1treated as singular or plural Biblical or related writings not forming part of the accepted canon of Scripture.
- 1.1Writings or reports not considered genuine.‘The Book of Enoch influenced later Jewish apocrypha, and left marks in the New Testament and amongst the works of the early Fathers.’
- ‘Both Jewish and Christian apocrypha helped shape the Christian imaginative repertoire throughout the Medieval period.’
- ‘The essays that commanded my sustained attention ranged from one end of the century to the other, from the canon to the apocrypha and back.’

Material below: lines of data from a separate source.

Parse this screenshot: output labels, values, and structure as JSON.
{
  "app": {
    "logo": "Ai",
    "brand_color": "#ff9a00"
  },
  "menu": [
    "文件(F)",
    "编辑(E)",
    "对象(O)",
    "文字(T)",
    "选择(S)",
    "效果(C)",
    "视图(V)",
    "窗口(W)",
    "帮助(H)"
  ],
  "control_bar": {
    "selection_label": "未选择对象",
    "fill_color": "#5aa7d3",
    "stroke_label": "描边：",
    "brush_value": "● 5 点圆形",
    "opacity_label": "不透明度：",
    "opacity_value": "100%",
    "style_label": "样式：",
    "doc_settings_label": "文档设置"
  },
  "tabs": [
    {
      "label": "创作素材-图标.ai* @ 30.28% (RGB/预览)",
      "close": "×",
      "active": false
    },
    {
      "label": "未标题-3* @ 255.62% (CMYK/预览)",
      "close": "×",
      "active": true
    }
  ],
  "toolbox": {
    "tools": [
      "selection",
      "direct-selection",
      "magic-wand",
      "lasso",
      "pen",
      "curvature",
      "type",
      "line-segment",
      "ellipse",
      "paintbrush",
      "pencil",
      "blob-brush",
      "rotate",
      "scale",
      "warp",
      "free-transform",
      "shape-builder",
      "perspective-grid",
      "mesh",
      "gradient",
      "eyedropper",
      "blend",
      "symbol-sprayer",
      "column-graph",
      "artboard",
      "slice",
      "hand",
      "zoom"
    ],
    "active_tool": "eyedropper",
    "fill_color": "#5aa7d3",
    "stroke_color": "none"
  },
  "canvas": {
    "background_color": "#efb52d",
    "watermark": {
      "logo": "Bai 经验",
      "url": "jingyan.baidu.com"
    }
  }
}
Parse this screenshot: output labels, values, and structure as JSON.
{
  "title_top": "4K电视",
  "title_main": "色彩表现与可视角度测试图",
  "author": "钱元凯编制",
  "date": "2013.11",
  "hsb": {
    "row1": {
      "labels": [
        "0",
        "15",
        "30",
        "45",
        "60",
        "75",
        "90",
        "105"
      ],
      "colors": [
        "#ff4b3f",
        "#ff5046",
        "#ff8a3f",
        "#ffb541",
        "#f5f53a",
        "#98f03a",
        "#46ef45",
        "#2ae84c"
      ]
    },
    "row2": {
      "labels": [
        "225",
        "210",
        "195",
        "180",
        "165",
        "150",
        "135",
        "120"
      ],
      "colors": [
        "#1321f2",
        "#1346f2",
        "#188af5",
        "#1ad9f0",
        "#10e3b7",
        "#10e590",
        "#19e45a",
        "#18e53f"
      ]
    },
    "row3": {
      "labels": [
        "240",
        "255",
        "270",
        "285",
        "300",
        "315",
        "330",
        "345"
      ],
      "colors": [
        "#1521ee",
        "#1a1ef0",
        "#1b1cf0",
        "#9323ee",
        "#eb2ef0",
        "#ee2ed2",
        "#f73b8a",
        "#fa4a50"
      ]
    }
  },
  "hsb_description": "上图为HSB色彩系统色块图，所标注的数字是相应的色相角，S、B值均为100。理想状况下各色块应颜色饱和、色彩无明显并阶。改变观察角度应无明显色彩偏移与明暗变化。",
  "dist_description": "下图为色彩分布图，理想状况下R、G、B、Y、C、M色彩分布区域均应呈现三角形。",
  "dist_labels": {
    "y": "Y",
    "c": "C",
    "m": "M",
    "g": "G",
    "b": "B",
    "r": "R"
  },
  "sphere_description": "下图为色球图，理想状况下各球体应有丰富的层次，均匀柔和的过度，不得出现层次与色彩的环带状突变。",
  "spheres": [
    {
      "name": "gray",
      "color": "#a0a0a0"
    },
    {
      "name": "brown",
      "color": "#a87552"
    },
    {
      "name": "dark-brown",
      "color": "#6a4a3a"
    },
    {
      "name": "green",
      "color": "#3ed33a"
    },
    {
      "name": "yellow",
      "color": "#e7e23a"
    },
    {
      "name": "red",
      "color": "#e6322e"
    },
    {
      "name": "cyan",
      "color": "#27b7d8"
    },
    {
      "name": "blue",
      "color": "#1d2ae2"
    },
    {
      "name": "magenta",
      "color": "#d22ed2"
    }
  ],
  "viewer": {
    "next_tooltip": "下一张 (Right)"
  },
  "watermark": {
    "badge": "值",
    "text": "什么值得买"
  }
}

- ‘Religion is founded upon the oral tradition, the passing down of myths and fact and apocrypha until they cohere into something with a central doctrine.’
- ‘Stories transmitted by contemporary media can also be understood in terms of canon and apocrypha.’

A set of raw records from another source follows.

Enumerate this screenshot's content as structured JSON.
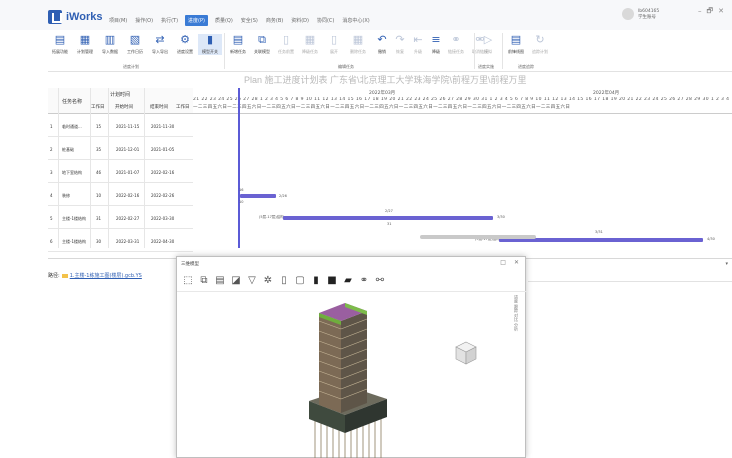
{
  "app": {
    "name": "iWorks",
    "menu": [
      "项目(M)",
      "操作(O)",
      "执行(T)",
      "进度(P)",
      "质量(Q)",
      "安全(S)",
      "商务(B)",
      "资料(D)",
      "协同(C)",
      "消息中心(X)"
    ],
    "active_menu_index": 3,
    "user": {
      "id": "lb604165",
      "role": "学生账号"
    },
    "window_controls": [
      "–",
      "🗗",
      "✕"
    ]
  },
  "ribbon": {
    "groups": [
      {
        "name": "进度计划",
        "buttons": [
          {
            "label": "拓展功能",
            "icon": "save-icon"
          },
          {
            "label": "计划管理",
            "icon": "calendar-icon"
          },
          {
            "label": "导入数据",
            "icon": "import-icon"
          },
          {
            "label": "工作日历",
            "icon": "calendar-grid-icon"
          },
          {
            "label": "导入导出",
            "icon": "transfer-icon"
          },
          {
            "label": "进度设置",
            "icon": "gear-icon"
          },
          {
            "label": "模型开关",
            "icon": "building-icon"
          }
        ]
      },
      {
        "name": "编辑任务",
        "buttons": [
          {
            "label": "新增任务",
            "icon": "doc-add-icon"
          },
          {
            "label": "关联模型",
            "icon": "link-icon"
          },
          {
            "label": "任务前置",
            "icon": "doc-icon"
          },
          {
            "label": "降级任务",
            "icon": "grid-icon"
          },
          {
            "label": "展开",
            "icon": "doc-icon"
          },
          {
            "label": "删除任务",
            "icon": "grid-icon"
          },
          {
            "label": "撤销",
            "icon": "undo-icon"
          },
          {
            "label": "恢复",
            "icon": "redo-icon"
          },
          {
            "label": "升级",
            "icon": "outdent-icon"
          },
          {
            "label": "降级",
            "icon": "indent-icon"
          },
          {
            "label": "链接任务",
            "icon": "chain-icon"
          },
          {
            "label": "取消链接",
            "icon": "unlink-icon"
          }
        ]
      },
      {
        "name": "进度实施",
        "buttons": [
          {
            "label": "模拟",
            "icon": "play-icon"
          }
        ]
      },
      {
        "name": "进度追踪",
        "buttons": [
          {
            "label": "前锋线图",
            "icon": "chart-icon"
          },
          {
            "label": "追踪计划",
            "icon": "refresh-icon"
          }
        ]
      }
    ]
  },
  "plan_title": "Plan 施工进度计划表 广东省\\北京理工大学珠海学院\\前程万里\\前程万里",
  "table": {
    "headers": {
      "name": "任务名称",
      "plan_time": "计划时间",
      "work_days": "工作日",
      "start": "开始时间",
      "end": "结束时间",
      "extra": "工作日"
    },
    "rows": [
      {
        "index": "1",
        "name": "临时通道...",
        "days": "15",
        "start": "2021-11-15",
        "end": "2021-11-30"
      },
      {
        "index": "2",
        "name": "桩基础",
        "days": "35",
        "start": "2021-12-01",
        "end": "2021-01-05"
      },
      {
        "index": "3",
        "name": "地下室结构",
        "days": "46",
        "start": "2021-01-07",
        "end": "2022-02-16"
      },
      {
        "index": "4",
        "name": "装修",
        "days": "10",
        "start": "2022-02-16",
        "end": "2022-02-26"
      },
      {
        "index": "5",
        "name": "主楼-1楼结构",
        "days": "31",
        "start": "2022-02-27",
        "end": "2022-03-30"
      },
      {
        "index": "6",
        "name": "主楼-1楼结构",
        "days": "30",
        "start": "2022-03-31",
        "end": "2022-04-30"
      }
    ]
  },
  "gantt": {
    "months": [
      "2022年03月",
      "2022年04月"
    ],
    "days_row": "21 22 23 24 25 26 27 28 1 2 3 4 5 6 7 8 9 10 11 12 13 14 15 16 17 18 19 20 21 22 23 24 25 26 27 28 29 30 31 1 2 3 4 5 6 7 8 9 10 11 12 13 14 15 16 17 18 19 20 21 22 23 24 25 26 27 28 29 30 1 2 3 4",
    "weekday_row": "一二三四五六日一二三四五六日一二三四五六日一二三四五六日一二三四五六日一二三四五六日一二三四五六日一二三四五六日一二三四五六日一二三四五六日一二三四五六日",
    "bars": [
      {
        "row": 4,
        "start_label": "16",
        "end_label": "2/26",
        "sub": "10",
        "progress": null
      },
      {
        "row": 5,
        "start_label": "(5层-17层)结构",
        "end_label": "3/30",
        "sub": "31",
        "top": "2/27"
      },
      {
        "row": 6,
        "start_label": "(5层-17层)结构",
        "end_label": "4/30",
        "sub": "",
        "top": "3/31"
      }
    ]
  },
  "lower": {
    "path_prefix": "路径:",
    "path_link": "1.主楼-1栋施工图(楼层).gcb.YS",
    "collapse": "▾"
  },
  "model_window": {
    "title": "三维模型",
    "controls": [
      "□",
      "✕"
    ],
    "side_label": "进度 跟踪 对比 分析",
    "tools": [
      "select-icon",
      "select-box-icon",
      "layer-icon",
      "section-icon",
      "filter-icon",
      "measure-icon",
      "doc-icon",
      "frame-icon",
      "cube-dark-icon",
      "cube-solid-icon",
      "cube-fill-icon",
      "link-icon",
      "unlink-icon"
    ]
  }
}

- 1.1Writings or reports not considered genuine.
The Old Testament Apocrypha include writings (dating from around 300 BC to AD 100) which appeared in the Septuagint and Vulgate versions but not in the Hebrew Bible; most are accepted by the Roman Catholic and Orthodox Churches as the ‘deuterocanonical’ books. The New Testament Apocrypha include texts attributed to Apostles and other biblical figures but not regarded as authentic by the Councils of the Church

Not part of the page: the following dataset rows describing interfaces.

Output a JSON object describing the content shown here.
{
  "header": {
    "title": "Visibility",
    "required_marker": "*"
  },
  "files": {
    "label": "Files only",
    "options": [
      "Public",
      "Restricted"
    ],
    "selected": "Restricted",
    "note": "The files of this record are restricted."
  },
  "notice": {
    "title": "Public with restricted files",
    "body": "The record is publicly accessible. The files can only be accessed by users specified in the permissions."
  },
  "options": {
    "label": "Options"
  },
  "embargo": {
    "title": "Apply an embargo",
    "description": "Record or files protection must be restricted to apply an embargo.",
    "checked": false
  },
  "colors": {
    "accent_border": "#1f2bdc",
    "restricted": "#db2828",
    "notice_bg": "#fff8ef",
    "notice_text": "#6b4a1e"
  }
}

Late Middle English from ecclesiastical Latin apocrypha (scripta) ‘hidden (writings)’, from Greek apokruphos, from apokruptein ‘hide away’.